Work required:
Copy each line of the listing where the word "Longitudinal" can be found.

Records shown:

★ ★ ★ ★

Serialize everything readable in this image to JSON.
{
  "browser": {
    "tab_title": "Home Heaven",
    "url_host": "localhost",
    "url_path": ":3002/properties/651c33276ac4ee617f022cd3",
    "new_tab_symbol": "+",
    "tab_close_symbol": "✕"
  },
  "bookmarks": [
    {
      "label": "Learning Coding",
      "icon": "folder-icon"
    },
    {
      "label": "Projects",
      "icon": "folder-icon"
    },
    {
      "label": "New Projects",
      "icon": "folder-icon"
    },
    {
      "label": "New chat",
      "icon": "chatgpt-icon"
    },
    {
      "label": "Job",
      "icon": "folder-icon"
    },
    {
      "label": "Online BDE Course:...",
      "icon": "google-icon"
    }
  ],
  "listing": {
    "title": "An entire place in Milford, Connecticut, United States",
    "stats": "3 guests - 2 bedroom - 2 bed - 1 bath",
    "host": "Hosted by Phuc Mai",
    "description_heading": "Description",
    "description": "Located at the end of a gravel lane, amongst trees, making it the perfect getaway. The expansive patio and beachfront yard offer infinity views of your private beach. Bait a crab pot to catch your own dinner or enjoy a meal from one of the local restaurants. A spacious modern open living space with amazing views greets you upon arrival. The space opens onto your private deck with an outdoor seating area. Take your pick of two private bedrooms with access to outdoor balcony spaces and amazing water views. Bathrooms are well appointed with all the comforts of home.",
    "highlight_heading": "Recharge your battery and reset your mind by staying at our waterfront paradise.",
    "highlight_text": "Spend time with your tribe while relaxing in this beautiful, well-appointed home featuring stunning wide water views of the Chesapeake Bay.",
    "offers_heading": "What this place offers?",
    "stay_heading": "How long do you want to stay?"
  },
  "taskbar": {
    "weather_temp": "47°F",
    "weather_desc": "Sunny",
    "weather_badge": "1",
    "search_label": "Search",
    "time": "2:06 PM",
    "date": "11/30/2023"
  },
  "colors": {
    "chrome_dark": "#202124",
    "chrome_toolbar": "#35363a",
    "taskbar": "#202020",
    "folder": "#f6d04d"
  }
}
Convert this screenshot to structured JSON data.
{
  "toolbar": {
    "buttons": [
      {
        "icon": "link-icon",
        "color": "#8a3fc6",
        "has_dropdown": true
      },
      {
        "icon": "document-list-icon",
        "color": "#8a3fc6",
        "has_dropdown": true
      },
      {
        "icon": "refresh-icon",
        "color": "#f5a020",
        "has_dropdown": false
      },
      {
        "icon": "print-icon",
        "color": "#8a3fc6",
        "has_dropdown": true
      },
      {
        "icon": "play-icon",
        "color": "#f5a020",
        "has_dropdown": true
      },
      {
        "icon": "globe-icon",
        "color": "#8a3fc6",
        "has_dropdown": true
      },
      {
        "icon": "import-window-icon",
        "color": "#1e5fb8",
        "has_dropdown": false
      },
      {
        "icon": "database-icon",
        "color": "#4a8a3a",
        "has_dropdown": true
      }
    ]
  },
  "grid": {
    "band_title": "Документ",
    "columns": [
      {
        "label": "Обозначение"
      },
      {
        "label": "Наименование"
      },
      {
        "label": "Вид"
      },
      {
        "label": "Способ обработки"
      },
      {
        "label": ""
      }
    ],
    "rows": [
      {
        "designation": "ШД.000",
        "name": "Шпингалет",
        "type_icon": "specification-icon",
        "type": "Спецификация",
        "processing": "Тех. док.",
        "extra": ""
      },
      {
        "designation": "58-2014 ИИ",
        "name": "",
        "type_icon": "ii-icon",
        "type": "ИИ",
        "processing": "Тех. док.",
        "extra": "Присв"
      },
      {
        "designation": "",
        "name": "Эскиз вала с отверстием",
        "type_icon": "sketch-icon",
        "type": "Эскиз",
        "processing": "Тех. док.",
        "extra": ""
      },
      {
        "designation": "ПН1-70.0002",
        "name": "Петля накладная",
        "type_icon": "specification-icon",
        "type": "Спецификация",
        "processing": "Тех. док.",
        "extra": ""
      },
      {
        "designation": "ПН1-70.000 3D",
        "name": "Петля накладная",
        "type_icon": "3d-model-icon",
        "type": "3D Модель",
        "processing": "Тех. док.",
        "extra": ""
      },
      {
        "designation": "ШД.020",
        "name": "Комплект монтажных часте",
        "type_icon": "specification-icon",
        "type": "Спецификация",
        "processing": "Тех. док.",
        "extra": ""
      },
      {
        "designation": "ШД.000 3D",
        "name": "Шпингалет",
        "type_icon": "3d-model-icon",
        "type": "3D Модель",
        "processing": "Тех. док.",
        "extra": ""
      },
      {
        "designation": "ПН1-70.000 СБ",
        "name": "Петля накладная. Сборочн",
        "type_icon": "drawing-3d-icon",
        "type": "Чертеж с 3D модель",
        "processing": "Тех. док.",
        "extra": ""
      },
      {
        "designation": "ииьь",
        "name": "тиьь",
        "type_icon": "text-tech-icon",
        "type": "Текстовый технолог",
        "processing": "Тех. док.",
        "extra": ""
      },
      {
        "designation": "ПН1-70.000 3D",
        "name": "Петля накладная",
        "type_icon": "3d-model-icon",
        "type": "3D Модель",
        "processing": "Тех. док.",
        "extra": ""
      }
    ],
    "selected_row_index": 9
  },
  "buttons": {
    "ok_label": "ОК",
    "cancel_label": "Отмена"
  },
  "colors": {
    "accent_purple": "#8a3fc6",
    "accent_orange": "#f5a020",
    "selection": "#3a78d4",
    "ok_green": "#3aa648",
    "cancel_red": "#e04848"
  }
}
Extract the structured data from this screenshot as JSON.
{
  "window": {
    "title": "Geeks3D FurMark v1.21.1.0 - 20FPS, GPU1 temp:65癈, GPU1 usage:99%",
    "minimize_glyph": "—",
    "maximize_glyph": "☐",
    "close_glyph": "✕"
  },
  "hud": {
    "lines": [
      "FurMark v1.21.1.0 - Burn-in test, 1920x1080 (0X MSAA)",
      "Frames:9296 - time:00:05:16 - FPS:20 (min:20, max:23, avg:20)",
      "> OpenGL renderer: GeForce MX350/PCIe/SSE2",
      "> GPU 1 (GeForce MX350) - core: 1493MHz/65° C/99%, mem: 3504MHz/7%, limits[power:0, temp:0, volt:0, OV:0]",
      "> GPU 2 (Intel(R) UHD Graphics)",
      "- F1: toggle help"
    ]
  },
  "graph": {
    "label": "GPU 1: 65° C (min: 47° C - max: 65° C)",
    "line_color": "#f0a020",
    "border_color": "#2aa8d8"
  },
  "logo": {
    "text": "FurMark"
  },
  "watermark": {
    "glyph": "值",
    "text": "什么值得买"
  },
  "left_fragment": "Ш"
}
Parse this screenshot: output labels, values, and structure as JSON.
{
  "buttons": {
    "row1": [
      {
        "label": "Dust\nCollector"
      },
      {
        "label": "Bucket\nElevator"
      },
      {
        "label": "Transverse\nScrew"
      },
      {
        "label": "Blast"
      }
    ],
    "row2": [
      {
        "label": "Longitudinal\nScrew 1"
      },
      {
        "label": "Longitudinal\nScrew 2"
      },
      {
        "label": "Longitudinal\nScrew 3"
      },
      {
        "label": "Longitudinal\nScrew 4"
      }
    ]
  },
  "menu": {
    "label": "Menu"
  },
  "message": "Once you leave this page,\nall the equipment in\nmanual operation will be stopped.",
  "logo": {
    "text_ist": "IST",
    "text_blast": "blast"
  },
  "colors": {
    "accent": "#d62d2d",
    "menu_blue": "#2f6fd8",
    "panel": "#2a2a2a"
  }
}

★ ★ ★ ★

Result:
        "label": "Longitudinal\nScrew 1"
        "label": "Longitudinal\nScrew 2"
        "label": "Longitudinal\nScrew 3"
        "label": "Longitudinal\nScrew 4"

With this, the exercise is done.